There was a slight increase in Sterling’s value on Friday, but it still remained on track to end the week in a loss. Meanwhile, markets were waiting in anticipation for Britain to decide whether it would move forward with Brexit negotiations, after the UK was left disappointed due to the summit of European Union leaders. In January, Britain departed from the European Union and since then, both of the parties have found themselves locked in negotiations in order to reach a trade deal before December 31st, when the status-quo transition period would come to an end.
Boris Johnson, the British Prime Minister, will set out his approach regarding Brexit on Friday. Previously, he had established a deadline of October 15th for making a deal, after which the UK would put a stop to negotiations if a deal was not made by that date. According to market experts, Brussels is giving off a lot of mixed signals, which is making it difficult to decide exactly what they intend. However, it could be safely assumed that things didn’t go well yesterday at the EU summit. Experts believe that the negotiations are probably going to continue because the cut-off deadline announced by the UK was actually self-imposed.
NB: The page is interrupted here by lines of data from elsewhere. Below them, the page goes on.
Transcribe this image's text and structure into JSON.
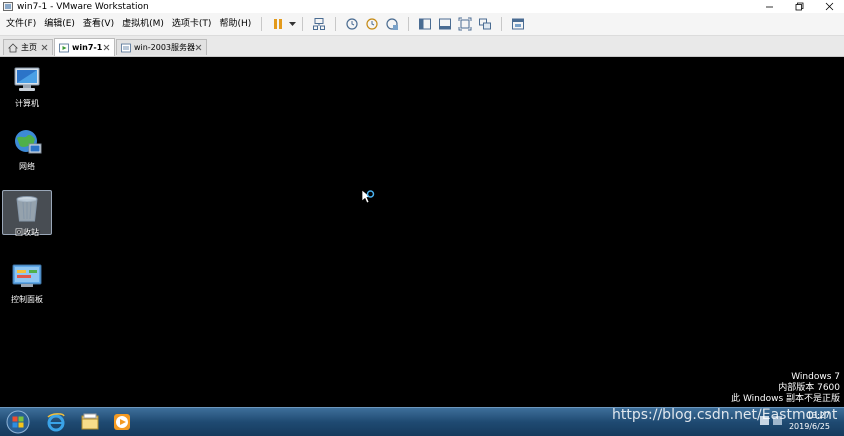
{
  "window": {
    "title": "win7-1 - VMware Workstation"
  },
  "menu": {
    "items": [
      "文件(F)",
      "编辑(E)",
      "查看(V)",
      "虚拟机(M)",
      "选项卡(T)",
      "帮助(H)"
    ]
  },
  "tabs": [
    {
      "label": "主页",
      "icon": "home-icon",
      "active": false
    },
    {
      "label": "win7-1",
      "icon": "vm-running-icon",
      "active": true
    },
    {
      "label": "win-2003服务器",
      "icon": "vm-icon",
      "active": false
    }
  ],
  "desktop": {
    "icons": [
      {
        "label": "计算机",
        "icon": "computer-icon"
      },
      {
        "label": "网络",
        "icon": "network-icon"
      },
      {
        "label": "回收站",
        "icon": "recycle-bin-icon"
      },
      {
        "label": "控制面板",
        "icon": "control-panel-icon"
      }
    ]
  },
  "watermark": {
    "line1": "Windows 7",
    "line2": "内部版本 7600",
    "line3": "此 Windows 副本不是正版"
  },
  "tray": {
    "time": "13:27",
    "date": "2019/6/25"
  },
  "overlay": {
    "csdn": "https://blog.csdn.net/Eastmount"
  },
  "colors": {
    "taskbar": "#1f4a72",
    "desktop": "#000000"
  }
}
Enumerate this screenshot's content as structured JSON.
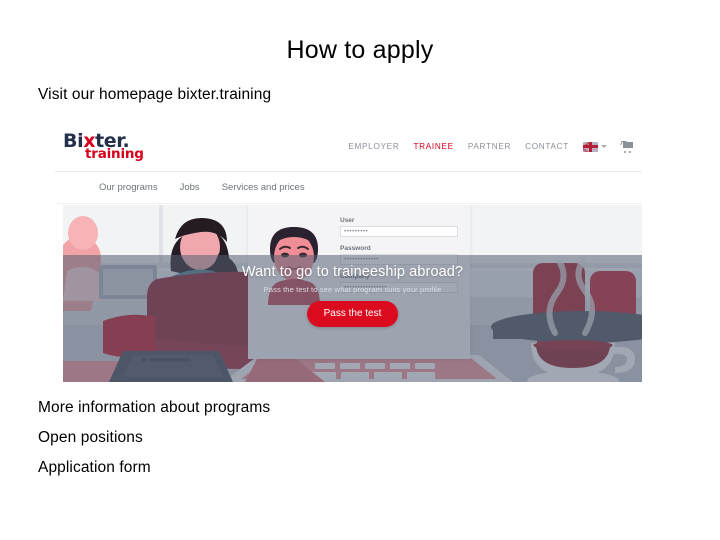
{
  "slide": {
    "title": "How to apply",
    "lead": "Visit our homepage bixter.training",
    "links": [
      "More information about programs",
      "Open positions",
      "Application form"
    ]
  },
  "website": {
    "logo": {
      "main_before": "Bi",
      "main_x": "x",
      "main_after": "ter.",
      "sub": "training"
    },
    "main_nav": [
      {
        "label": "EMPLOYER",
        "active": false
      },
      {
        "label": "TRAINEE",
        "active": true
      },
      {
        "label": "PARTNER",
        "active": false
      },
      {
        "label": "CONTACT",
        "active": false
      }
    ],
    "language": {
      "flag": "uk-flag-icon",
      "chevron": "chevron-down-icon"
    },
    "cart": "shopping-cart-icon",
    "sub_nav": [
      "Our programs",
      "Jobs",
      "Services and prices"
    ],
    "login_card": {
      "avatar": "user-avatar-illustration",
      "fields": [
        {
          "label": "User",
          "value": "•••••••••"
        },
        {
          "label": "Password",
          "value": "•••••••••••••"
        },
        {
          "label": "Company",
          "value": "••••••••••••••••"
        }
      ]
    },
    "hero": {
      "heading": "Want to go to traineeship abroad?",
      "subheading": "Pass the test to see what program suits your profile",
      "cta": "Pass the test"
    }
  },
  "colors": {
    "brand_red": "#d6001c",
    "brand_navy": "#24304a",
    "cta_red": "#dc0a1e",
    "overlay": "rgba(86,96,116,0.55)"
  }
}
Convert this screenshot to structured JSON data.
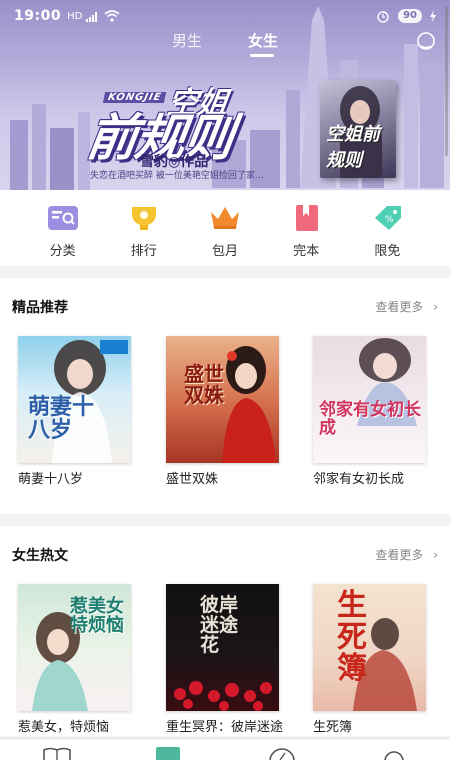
{
  "status_bar": {
    "time": "19:00",
    "network": "HD",
    "battery": "90"
  },
  "tabs": [
    {
      "label": "男生",
      "selected": false
    },
    {
      "label": "女生",
      "selected": true
    }
  ],
  "banner": {
    "title_top": "空姐",
    "title_main": "前规则",
    "title_pinyin": "KONGJIE",
    "author": "雪豹◎作品",
    "tagline": "失恋在酒吧买醉  被一位美艳空姐捡回了家…",
    "book_title": "空姐前规则"
  },
  "quick_nav": [
    {
      "label": "分类",
      "icon": "category-icon"
    },
    {
      "label": "排行",
      "icon": "ranking-trophy-icon"
    },
    {
      "label": "包月",
      "icon": "monthly-crown-icon"
    },
    {
      "label": "完本",
      "icon": "finished-bookmark-icon"
    },
    {
      "label": "限免",
      "icon": "free-tag-icon"
    }
  ],
  "featured": {
    "title": "精品推荐",
    "more": "查看更多",
    "books": [
      {
        "title": "萌妻十八岁",
        "cover_text": "萌妻十八岁"
      },
      {
        "title": "盛世双姝",
        "cover_text": "盛世双姝"
      },
      {
        "title": "邻家有女初长成",
        "cover_text": "邻家有女初长成"
      }
    ]
  },
  "hot": {
    "title": "女生热文",
    "more": "查看更多",
    "books": [
      {
        "title": "惹美女，特烦恼",
        "cover_text": "惹美女特烦恼"
      },
      {
        "title": "重生冥界：彼岸迷途花",
        "cover_text": "彼岸迷途花"
      },
      {
        "title": "生死簿",
        "cover_text": "生死簿"
      }
    ]
  },
  "colors": {
    "accent": "#4db89c",
    "banner_purple": "#3b2f86"
  }
}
As a matter of fact, the price action of the British pound was rather consistent with the hope of a trade deal being made. The pound had gained 0.2% at 0752 GMT versus the dollar, as it reached $1.2930. However, this would still mean a weekly decline in Sterling by 0.9%. As compared to the Euro, the pound was up by 0.1% and it reached 90.66 pence. Dominic Raab, the British Foreign Secretary, said that the European Union is demanding the UK to make all the necessary sacrifices. He also stated that both sides were quite ‘close’ to signing a deal.
In contrast, Germany’s Europe minister stated that there hadn’t been any progress on the main topics. The chief negotiator of the European Union said that the national leaders of the bloc want a deal, but they don’t want it at any cost. The primary areas of contention between the two are; dispute resolution, fair competition, and fisheries. France has taken a hardline when it comes to Fisheries. Some strategists were of the opinion that if Johnson is in favor of continued talks, it might give the pound a slight lift, but the risks of a downside are on the higher side.
The sterling is also weighed down by the possibility of negative rates and according to analysts, this is connected to the Brexit situation. After all, there is a greater chance of the Bank of Interest slashing interest rates if the economy of the UK deteriorates due to a no-trade deal. On Friday, from midnight onwards, a new level of COVID-19 lockdown will begin in London, under which different households will not be permitted to mix indoors. If the cases continue to rise, restrictions would have to be strengthened once again and this can derail the economic recovery.